If you ever worked on a software that has grown organically over time, you will agree that many candidates for refactoring can be found in it. These are identified as pain points, smells or simply things that suck. The reason is that as the software grows, requirements change and code needs to adapt in order to support these changes.
JIRA is not an exception. JIRA team will spend around 30 hours in each eight week release cycle on refactoring of existing code, improving design, making it easier to extend the current code base with new features. At the iteration planning meeting last week, my colleagues and I were discussing how to spend this time in the most efficient way, debating what is refactoring and what is not. One of my colleagues raised a question: "Is is refactoring or redesign?"

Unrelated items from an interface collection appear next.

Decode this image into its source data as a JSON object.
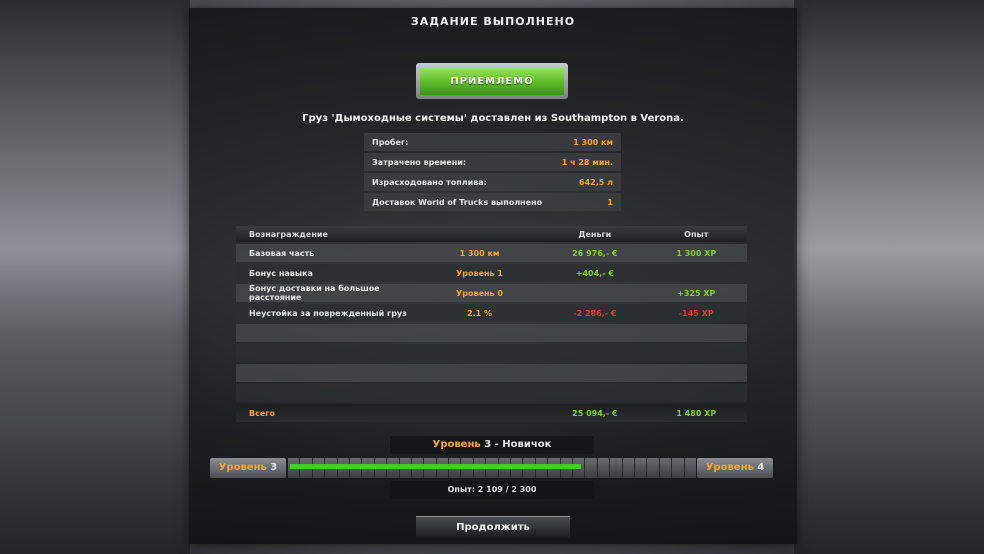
{
  "title": "ЗАДАНИЕ ВЫПОЛНЕНО",
  "accept_label": "ПРИЕМЛЕМО",
  "cargo_line": "Груз 'Дымоходные системы' доставлен из Southampton в Verona.",
  "stats": [
    {
      "label": "Пробег:",
      "value": "1 300 км"
    },
    {
      "label": "Затрачено времени:",
      "value": "1 ч 28 мин."
    },
    {
      "label": "Израсходовано топлива:",
      "value": "642,5 л"
    },
    {
      "label": "Доставок World of Trucks выполнено",
      "value": "1"
    }
  ],
  "rewards": {
    "headers": {
      "reward": "Вознаграждение",
      "money": "Деньги",
      "xp": "Опыт"
    },
    "rows": [
      {
        "name": "Базовая часть",
        "detail": "1 300 км",
        "money": "26 976,- €",
        "xp": "1 300 XP"
      },
      {
        "name": "Бонус навыка",
        "detail": "Уровень 1",
        "money": "+404,- €",
        "xp": ""
      },
      {
        "name": "Бонус доставки на большое расстояние",
        "detail": "Уровень 0",
        "money": "",
        "xp": "+325 XP"
      },
      {
        "name": "Неустойка за поврежденный груз",
        "detail": "2.1 %",
        "money": "-2 286,- €",
        "xp": "-145 XP"
      }
    ],
    "total": {
      "label": "Всего",
      "money": "25 094,- €",
      "xp": "1 480 XP"
    }
  },
  "level": {
    "title_level": "Уровень",
    "title_num": "3",
    "title_rank": "- Новичок",
    "current_label": "Уровень",
    "current_num": "3",
    "next_label": "Уровень",
    "next_num": "4",
    "progress_fraction": 0.72,
    "segments": 33
  },
  "xp_text": "Опыт: 2 109 / 2 300",
  "continue_label": "Продолжить"
}
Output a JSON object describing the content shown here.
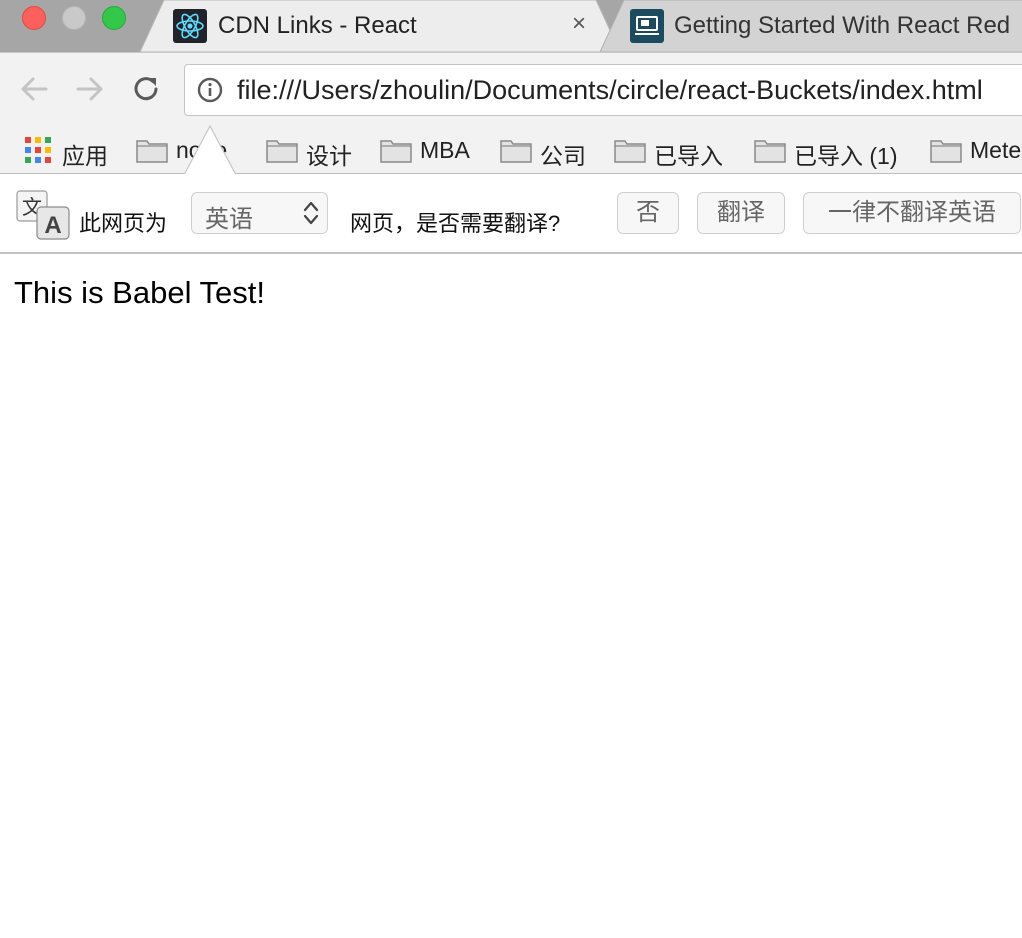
{
  "tabs": [
    {
      "title": "CDN Links - React",
      "favicon": "react-logo-icon",
      "active": true,
      "close_label": "×"
    },
    {
      "title": "Getting Started With React Red",
      "favicon": "monitor-icon",
      "active": false
    }
  ],
  "toolbar": {
    "url": "file:///Users/zhoulin/Documents/circle/react-Buckets/index.html"
  },
  "bookmarks": [
    {
      "label": "应用",
      "icon": "apps-grid-icon"
    },
    {
      "label": "node",
      "icon": "folder-icon"
    },
    {
      "label": "设计",
      "icon": "folder-icon"
    },
    {
      "label": "MBA",
      "icon": "folder-icon"
    },
    {
      "label": "公司",
      "icon": "folder-icon"
    },
    {
      "label": "已导入",
      "icon": "folder-icon"
    },
    {
      "label": "已导入 (1)",
      "icon": "folder-icon"
    },
    {
      "label": "Meteor",
      "icon": "folder-icon"
    }
  ],
  "translate": {
    "prefix": "此网页为",
    "language": "英语",
    "question": "网页，是否需要翻译?",
    "no_label": "否",
    "translate_label": "翻译",
    "never_label": "一律不翻译英语"
  },
  "page": {
    "text": "This is Babel Test!"
  }
}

According to The Pragmatic Programmer: From Journeyman to Master written by Andrew Hunt and David Thomas:
At its heart, refactoring is redesign. Anything that you or others on your team designed can be redesigned in light of new facts, deeper understandings, changing requirements, and so on. But if you proceed to rip up vast quantities of code with wild abandon, you may find yourself in a worse position that when you started.
Clearly, refactoring is an activity that needs to be undertaken slowly, deliberately, and carefully. Martin Fowler offers the following simple tips on how to refactor without doing more harm than good:
- Don't try to refactor and add functionality at the same time.
- Make sure you have good tests before you begin refactoring. Run the tests as often as possible. That way you will know quickly if your changes have broken anything.
- Take short, deliberate steps: move a field from one class to another, fuse two similar methods into a superclass. Refactoring often involves making many localized changes that result in a larger-scale change. If you keep your steps small, and test after each step, you will avoid prolonged debugging.